Great news for Android developing and Android developers, architecture components are here, and this a really BIG one.
Developing Android apps always have had several design caveats, the design of activities with very complex lifecycles that can even turn crazy complex when you mess with several fragments (take for example an app with just 1 fragment visible in vertical position and 2 fragments in portrait mode) made it very difficult to develop, test, debug and maintain complex applications. Every developer had their own tricks to deal with this, in particular I can recall how Romain Guy (before working with google) told that they avoided using fragments in his company due to the lifecycle complexity.
This is not only an issue to manage the correct initialization and proper free up of the resources in the correct order but also to maintain the needed data for the activities and fragments, that can’t be stored in the activity due to configuration changes and have to live in another cache (and again every developer have to figure out how to do this the better possible way for a given app).
Another caveat was the database framework. Android provide a quite simple and effective (for the most apps) system to access and maintain local databases, but the price you had to pay was a lot (and you and me know it is a LOT) of boilerplate, runtime bugs and difficulty to test and maintain.

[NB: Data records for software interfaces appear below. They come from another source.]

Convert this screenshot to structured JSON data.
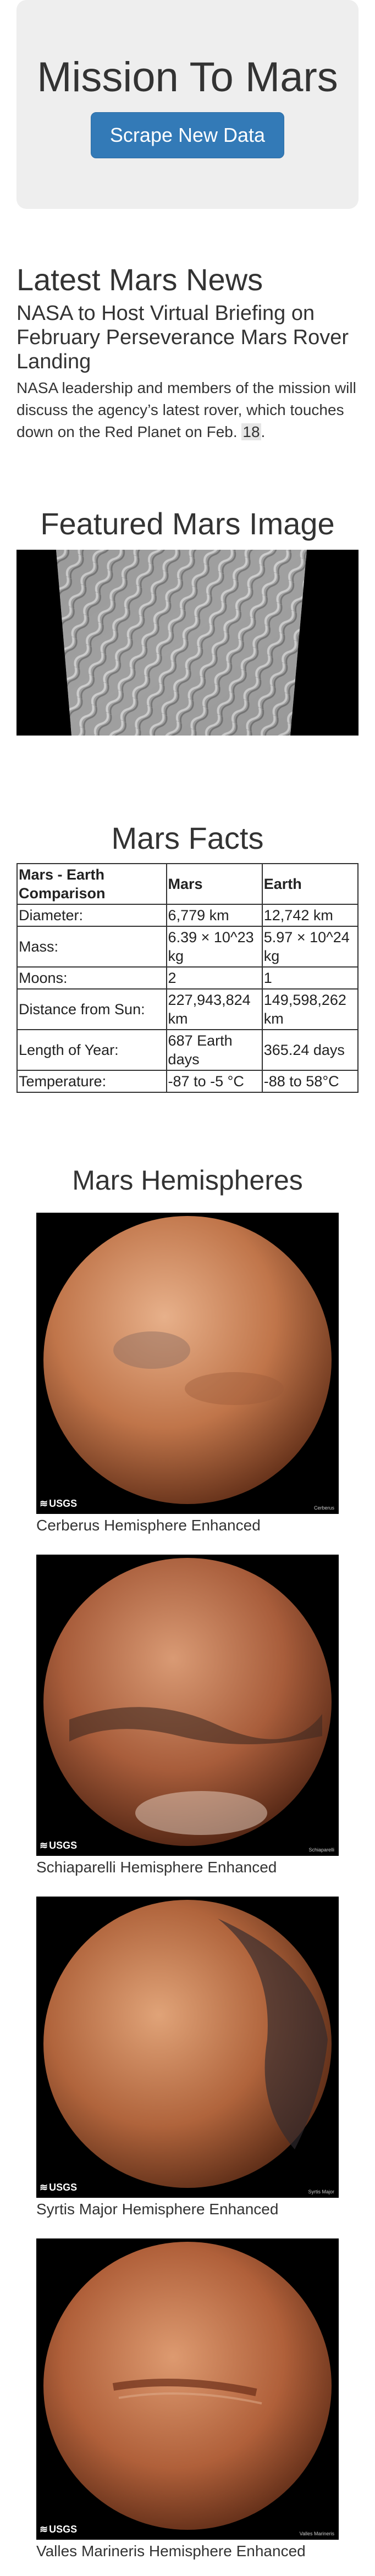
{
  "header": {
    "title": "Mission To Mars",
    "scrape_button": "Scrape New Data"
  },
  "news": {
    "section_title": "Latest Mars News",
    "headline": "NASA to Host Virtual Briefing on February Perseverance Mars Rover Landing",
    "teaser_before": "NASA leadership and members of the mission will discuss the agency’s latest rover, which touches down on the Red Planet on Feb. ",
    "teaser_highlight": "18",
    "teaser_after": "."
  },
  "featured": {
    "section_title": "Featured Mars Image"
  },
  "facts": {
    "section_title": "Mars Facts",
    "columns": [
      "Mars - Earth Comparison",
      "Mars",
      "Earth"
    ],
    "rows": [
      [
        "Diameter:",
        "6,779 km",
        "12,742 km"
      ],
      [
        "Mass:",
        "6.39 × 10^23 kg",
        "5.97 × 10^24 kg"
      ],
      [
        "Moons:",
        "2",
        "1"
      ],
      [
        "Distance from Sun:",
        "227,943,824 km",
        "149,598,262 km"
      ],
      [
        "Length of Year:",
        "687 Earth days",
        "365.24 days"
      ],
      [
        "Temperature:",
        "-87 to -5 °C",
        "-88 to 58°C"
      ]
    ]
  },
  "hemispheres": {
    "section_title": "Mars Hemispheres",
    "logo_text": "USGS",
    "items": [
      {
        "caption": "Cerberus Hemisphere Enhanced",
        "credit": "Cerberus"
      },
      {
        "caption": "Schiaparelli Hemisphere Enhanced",
        "credit": "Schiaparelli"
      },
      {
        "caption": "Syrtis Major Hemisphere Enhanced",
        "credit": "Syrtis Major"
      },
      {
        "caption": "Valles Marineris Hemisphere Enhanced",
        "credit": "Valles Marineris"
      }
    ]
  },
  "colors": {
    "button_bg": "#337ab7",
    "jumbotron_bg": "#eeeeee",
    "text": "#333333"
  }
}
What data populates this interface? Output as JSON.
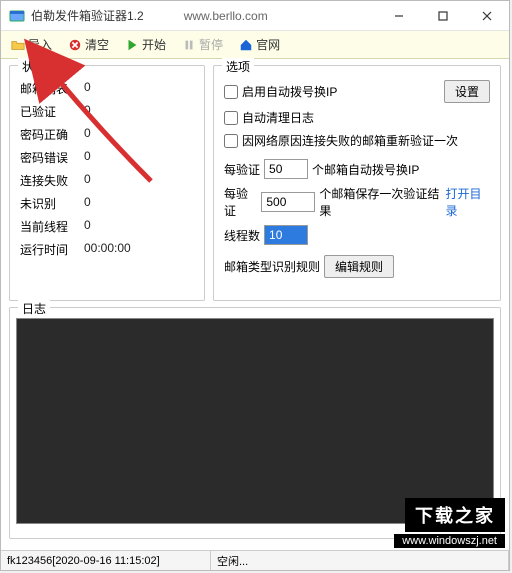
{
  "window": {
    "title": "伯勒发件箱验证器1.2",
    "url": "www.berllo.com"
  },
  "toolbar": {
    "import_label": "导入",
    "clear_label": "清空",
    "start_label": "开始",
    "pause_label": "暂停",
    "site_label": "官网"
  },
  "status": {
    "panel_title": "状态",
    "rows": [
      {
        "label": "邮箱列表",
        "value": "0"
      },
      {
        "label": "已验证",
        "value": "0"
      },
      {
        "label": "密码正确",
        "value": "0"
      },
      {
        "label": "密码错误",
        "value": "0"
      },
      {
        "label": "连接失败",
        "value": "0"
      },
      {
        "label": "未识别",
        "value": "0"
      },
      {
        "label": "当前线程",
        "value": "0"
      },
      {
        "label": "运行时间",
        "value": "00:00:00"
      }
    ]
  },
  "options": {
    "panel_title": "选项",
    "cb_autodial": "启用自动拨号换IP",
    "btn_settings": "设置",
    "cb_autoclean": "自动清理日志",
    "cb_retry": "因网络原因连接失败的邮箱重新验证一次",
    "verify_prefix": "每验证",
    "dial_count": "50",
    "dial_suffix": "个邮箱自动拨号换IP",
    "save_count": "500",
    "save_suffix": "个邮箱保存一次验证结果",
    "open_dir": "打开目录",
    "threads_label": "线程数",
    "threads_value": "10",
    "rule_label": "邮箱类型识别规则",
    "btn_editrule": "编辑规则"
  },
  "log": {
    "panel_title": "日志"
  },
  "statusbar": {
    "left": "fk123456[2020-09-16 11:15:02]",
    "right": "空闲..."
  },
  "watermark": {
    "top": "下载之家",
    "bottom": "www.windowszj.net"
  },
  "colors": {
    "toolbar_bg": "#fdfde8",
    "log_bg": "#2b2b2b",
    "arrow": "#d83030",
    "link": "#1a66d6",
    "start_green": "#2fa62f",
    "clear_red": "#d83030",
    "site_blue": "#1a66d6"
  }
}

However there are quite a bit of different ORM options designed or adapted for android, but the most part while solving a lot of complexity issues for large apps, were not suitable for small apps, also, not being an standard or “most used” ORM deals to a big variety of options wich can be bad in certain work environments.
The last thing that was remarkably hard was to update every GUI component whenever the data changed (as if weren’t hard enought to work with recycler views). Normally the data is always loaded in background to a local database or similar app-level cache, and normally you want the GUI to be updated with the data when its ready, not when all the data is ready but while is being ready, e.g. if you are downloading a huge list of recipes in an app like FamilyRecipe, you want to update the recipe list every time you download one of them, that way the user can see the ready ones asap. The coding to solve that kind of issues can be not that easy to deal with and as usual, a lot of boilerplate was involved.
Google had realized this were probably the main issues in every app and wanted to give us a wonderful solution, this is what the Architectural Components is, a MAYOR change in the way every Android app is going to be developed, and off course its a change for the better. The bad news are that you can’t easily refactor your apps to use every one of these new features, the architecture is so different that it just can’t be done in an easy way, but maybe you can refactor just some parts or leverage one or hopefully two of the new features in your beloved apps next version.
To sum up, Google have been trying for years to avoid “bad apps” in the store, changes in the framework, in the S.O. versions have always been oriented to avoid the apps to do nasty stuff, like asking too many permissions, blocking the UI thread, doing too much stuff while in background, abusing the system resource etc…, every change in the framework and S.O. had been encouraging developers to do the right thing the right way and this Architectural components launch is no different, it encourages good coding practices making more maintainable and testable apps (like Room), avoiding the typical errors when configuration changes happens (LifeCycles), help optimizing the app telling us to use a kind of app cache (ViewModel), making more responsive and interactive user experience (LiveData).
I’m not going to show you any code, since you know there is already a better place than anywhere else to check all the stuff, the google docs: Android Architecture Components